The onion aphid does not host alternate, but spends it entire life cycle on onion (Allium), either on the leaves or on bulbs in store. There are no sexual forms, so the species reproduces parthenogenetically all year round. Neotoxoptera formosana is native to east and south-east Asia, but is invasive in Australia, New Zealand, Hawaii, North & South America, and north-west Europe.


Whilst we make every effort to ensure that identifications are correct, we cannot absolutely warranty their accuracy. We have mostly made identifications from high resolution photos of living specimens, along with host plant identity. In the great majority of cases, identifications have been confirmed by microscopic examination of preserved specimens. We have used the keys and species accounts of Blackman & Eastop (1994) and Blackman & Eastop (2006) supplemented with Blackman (1974), Stroyan (1977), Stroyan (1984), Blackman & Eastop (1984), Heie (1980-1995), Dixon & Thieme (2007) and Blackman (2010). We fully acknowledge these authors as the source for the (summarized) taxonomic information we have presented.
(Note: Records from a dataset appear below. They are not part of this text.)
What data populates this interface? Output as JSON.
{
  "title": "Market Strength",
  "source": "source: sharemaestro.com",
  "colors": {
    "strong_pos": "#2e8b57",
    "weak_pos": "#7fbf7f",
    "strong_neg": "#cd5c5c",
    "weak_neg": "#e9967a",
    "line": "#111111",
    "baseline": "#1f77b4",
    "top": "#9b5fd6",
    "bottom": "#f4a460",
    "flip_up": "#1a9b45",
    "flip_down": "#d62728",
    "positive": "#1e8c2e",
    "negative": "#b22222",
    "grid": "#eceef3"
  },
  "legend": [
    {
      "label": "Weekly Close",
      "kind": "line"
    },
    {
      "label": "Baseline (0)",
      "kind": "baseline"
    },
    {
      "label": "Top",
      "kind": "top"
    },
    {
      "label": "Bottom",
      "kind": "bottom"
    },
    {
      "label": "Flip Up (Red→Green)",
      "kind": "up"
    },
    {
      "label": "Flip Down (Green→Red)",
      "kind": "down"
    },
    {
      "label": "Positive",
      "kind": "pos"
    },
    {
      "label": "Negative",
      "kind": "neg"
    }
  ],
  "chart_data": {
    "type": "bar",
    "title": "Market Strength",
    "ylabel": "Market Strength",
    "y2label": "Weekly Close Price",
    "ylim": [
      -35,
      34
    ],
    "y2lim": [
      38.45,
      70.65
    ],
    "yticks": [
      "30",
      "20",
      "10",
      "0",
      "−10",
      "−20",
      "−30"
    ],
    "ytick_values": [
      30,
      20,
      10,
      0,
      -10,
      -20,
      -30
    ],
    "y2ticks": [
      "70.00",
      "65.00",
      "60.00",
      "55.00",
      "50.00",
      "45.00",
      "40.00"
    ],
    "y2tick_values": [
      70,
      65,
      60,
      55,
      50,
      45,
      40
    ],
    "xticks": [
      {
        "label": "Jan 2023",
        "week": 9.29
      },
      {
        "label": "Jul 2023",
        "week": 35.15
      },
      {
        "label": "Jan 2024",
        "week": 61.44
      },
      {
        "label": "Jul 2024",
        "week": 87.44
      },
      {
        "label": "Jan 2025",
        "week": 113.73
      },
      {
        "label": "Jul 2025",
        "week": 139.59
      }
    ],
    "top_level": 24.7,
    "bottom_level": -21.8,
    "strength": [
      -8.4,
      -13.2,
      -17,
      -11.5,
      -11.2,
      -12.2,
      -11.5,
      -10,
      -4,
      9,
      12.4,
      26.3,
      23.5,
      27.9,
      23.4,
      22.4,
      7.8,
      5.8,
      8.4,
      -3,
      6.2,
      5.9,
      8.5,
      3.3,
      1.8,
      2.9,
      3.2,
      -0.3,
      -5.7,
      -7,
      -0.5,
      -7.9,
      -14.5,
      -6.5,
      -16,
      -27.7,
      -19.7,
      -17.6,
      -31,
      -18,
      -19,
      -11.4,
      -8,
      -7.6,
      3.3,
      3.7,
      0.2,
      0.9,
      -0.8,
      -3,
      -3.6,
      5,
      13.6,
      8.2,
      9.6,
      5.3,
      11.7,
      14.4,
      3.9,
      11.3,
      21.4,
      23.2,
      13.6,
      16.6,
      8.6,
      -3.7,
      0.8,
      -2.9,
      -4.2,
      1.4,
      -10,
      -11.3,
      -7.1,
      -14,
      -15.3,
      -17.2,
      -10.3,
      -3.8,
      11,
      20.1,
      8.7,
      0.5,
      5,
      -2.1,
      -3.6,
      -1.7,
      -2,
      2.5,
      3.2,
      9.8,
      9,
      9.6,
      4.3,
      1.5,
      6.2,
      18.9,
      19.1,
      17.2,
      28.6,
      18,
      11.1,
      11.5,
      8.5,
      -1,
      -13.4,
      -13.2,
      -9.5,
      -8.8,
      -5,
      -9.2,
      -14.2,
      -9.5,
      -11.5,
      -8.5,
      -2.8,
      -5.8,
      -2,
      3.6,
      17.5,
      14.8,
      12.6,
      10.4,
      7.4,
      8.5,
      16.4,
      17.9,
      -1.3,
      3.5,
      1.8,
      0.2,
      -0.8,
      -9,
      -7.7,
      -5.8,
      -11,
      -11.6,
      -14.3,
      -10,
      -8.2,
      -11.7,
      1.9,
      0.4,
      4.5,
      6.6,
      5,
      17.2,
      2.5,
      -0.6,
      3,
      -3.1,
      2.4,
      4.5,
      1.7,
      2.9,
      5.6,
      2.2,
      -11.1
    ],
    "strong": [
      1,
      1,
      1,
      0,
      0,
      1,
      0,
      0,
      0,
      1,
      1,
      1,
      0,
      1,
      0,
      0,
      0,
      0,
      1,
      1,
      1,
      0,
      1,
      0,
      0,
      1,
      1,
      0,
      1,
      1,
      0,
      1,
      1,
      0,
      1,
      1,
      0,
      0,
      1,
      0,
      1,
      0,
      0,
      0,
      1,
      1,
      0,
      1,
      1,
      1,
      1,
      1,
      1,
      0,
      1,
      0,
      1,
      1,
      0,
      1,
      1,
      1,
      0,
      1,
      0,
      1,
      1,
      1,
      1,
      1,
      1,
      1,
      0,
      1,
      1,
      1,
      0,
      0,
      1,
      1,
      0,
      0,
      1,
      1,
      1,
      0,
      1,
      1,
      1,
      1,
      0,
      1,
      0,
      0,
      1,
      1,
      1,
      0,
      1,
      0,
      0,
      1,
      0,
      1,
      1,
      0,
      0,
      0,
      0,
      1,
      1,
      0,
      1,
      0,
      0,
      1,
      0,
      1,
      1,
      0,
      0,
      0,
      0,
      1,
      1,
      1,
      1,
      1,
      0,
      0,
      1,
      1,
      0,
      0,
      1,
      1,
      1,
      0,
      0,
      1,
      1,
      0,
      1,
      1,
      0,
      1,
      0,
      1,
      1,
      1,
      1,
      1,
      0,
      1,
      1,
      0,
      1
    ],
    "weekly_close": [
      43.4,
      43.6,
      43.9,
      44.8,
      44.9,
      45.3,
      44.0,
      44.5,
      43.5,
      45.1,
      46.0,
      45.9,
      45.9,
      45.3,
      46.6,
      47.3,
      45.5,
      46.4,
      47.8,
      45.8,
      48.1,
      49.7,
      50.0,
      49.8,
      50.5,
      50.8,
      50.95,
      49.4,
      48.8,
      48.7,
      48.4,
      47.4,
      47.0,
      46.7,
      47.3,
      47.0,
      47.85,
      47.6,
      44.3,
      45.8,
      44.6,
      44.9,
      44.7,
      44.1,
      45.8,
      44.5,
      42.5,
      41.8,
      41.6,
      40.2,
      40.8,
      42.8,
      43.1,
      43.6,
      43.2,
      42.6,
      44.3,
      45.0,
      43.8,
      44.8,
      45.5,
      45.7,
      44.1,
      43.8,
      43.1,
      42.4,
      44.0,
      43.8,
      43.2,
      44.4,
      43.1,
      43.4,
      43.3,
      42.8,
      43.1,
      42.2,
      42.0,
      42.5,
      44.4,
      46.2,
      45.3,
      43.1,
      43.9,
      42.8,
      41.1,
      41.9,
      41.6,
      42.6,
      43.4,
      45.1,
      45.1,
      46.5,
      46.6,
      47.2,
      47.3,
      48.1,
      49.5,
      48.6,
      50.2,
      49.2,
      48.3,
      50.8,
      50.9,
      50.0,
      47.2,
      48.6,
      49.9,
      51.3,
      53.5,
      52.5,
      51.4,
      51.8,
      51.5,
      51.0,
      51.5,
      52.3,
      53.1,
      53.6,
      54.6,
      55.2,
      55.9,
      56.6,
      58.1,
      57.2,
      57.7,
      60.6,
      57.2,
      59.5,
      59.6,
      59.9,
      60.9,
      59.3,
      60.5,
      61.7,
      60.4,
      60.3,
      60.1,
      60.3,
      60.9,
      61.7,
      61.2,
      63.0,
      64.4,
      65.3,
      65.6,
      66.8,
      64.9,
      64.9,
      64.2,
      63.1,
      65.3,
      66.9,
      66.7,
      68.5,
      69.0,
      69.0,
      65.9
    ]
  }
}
Any errors in identification or information are ours alone, and we would be very grateful for any corrections. For assistance on the terms used for aphid morphology we suggest the figure provided by Blackman & Eastop (2006).

Useful weblinks


  • Blackman, R.L. & Eastop, V.F. (2006). Aphids on the world's herbaceous plants and shrubs. Vols 1 and 2. John Wiley & Sons.